Aim of the exercise
Identify and pull out each line of the entries in which "JSON" occurs.

** Opening Input data block **

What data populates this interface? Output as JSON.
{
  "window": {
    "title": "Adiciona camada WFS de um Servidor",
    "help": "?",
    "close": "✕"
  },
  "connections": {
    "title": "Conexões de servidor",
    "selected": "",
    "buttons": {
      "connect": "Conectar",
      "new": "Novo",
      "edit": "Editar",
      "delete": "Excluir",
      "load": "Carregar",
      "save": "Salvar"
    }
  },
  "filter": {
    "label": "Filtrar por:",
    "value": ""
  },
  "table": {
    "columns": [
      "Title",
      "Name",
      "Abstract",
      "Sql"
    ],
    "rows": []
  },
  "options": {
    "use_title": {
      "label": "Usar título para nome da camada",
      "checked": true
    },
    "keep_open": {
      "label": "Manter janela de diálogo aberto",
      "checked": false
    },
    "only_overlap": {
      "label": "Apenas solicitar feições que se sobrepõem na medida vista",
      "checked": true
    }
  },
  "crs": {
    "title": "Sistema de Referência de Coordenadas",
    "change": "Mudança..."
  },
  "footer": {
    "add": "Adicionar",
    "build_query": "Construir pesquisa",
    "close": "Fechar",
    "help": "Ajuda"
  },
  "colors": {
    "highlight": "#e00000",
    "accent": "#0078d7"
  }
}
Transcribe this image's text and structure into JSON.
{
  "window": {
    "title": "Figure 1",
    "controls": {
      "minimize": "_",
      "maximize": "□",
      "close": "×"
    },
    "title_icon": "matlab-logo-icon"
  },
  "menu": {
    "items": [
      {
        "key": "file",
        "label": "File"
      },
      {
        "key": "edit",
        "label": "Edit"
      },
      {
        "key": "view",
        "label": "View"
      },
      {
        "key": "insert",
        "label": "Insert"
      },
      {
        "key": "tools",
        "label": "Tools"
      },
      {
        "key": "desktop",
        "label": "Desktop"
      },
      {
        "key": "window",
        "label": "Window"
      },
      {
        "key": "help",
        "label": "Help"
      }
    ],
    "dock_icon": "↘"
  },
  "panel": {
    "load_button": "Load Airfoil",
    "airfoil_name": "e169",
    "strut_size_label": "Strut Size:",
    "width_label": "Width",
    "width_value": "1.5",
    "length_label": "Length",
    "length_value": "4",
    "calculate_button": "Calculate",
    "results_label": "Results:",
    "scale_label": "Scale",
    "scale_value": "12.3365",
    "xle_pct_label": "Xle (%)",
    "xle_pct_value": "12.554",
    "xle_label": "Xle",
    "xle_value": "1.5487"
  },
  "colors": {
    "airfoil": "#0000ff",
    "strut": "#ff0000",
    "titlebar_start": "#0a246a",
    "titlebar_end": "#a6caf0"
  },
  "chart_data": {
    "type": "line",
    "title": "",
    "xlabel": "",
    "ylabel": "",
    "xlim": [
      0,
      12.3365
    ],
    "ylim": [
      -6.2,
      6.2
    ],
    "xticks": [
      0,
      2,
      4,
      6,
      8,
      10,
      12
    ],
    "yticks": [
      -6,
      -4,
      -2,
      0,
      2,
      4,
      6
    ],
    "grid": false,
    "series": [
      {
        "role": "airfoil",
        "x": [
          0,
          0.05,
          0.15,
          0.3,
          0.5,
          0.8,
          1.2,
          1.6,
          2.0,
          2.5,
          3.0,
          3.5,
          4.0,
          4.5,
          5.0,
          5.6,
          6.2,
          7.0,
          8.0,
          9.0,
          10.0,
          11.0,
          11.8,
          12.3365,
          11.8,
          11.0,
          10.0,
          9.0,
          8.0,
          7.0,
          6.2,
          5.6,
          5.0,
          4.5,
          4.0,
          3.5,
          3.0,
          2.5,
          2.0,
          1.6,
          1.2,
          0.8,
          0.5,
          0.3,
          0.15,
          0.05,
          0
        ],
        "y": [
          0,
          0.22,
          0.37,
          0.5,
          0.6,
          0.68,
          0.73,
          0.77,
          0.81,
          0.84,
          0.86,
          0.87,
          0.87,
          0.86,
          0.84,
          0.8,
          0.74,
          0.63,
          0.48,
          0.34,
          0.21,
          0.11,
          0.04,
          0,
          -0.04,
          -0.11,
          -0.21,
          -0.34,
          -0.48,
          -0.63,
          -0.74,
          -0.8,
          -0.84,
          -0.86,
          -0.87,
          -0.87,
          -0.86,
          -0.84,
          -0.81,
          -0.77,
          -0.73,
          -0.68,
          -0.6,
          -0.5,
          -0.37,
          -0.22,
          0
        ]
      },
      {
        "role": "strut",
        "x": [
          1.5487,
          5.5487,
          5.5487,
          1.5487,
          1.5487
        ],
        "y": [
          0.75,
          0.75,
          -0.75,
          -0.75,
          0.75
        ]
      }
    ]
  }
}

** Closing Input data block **

Response for this exercise
What data populates this interface? Output as JSON.
Transcribe this image's text and structure into JSON.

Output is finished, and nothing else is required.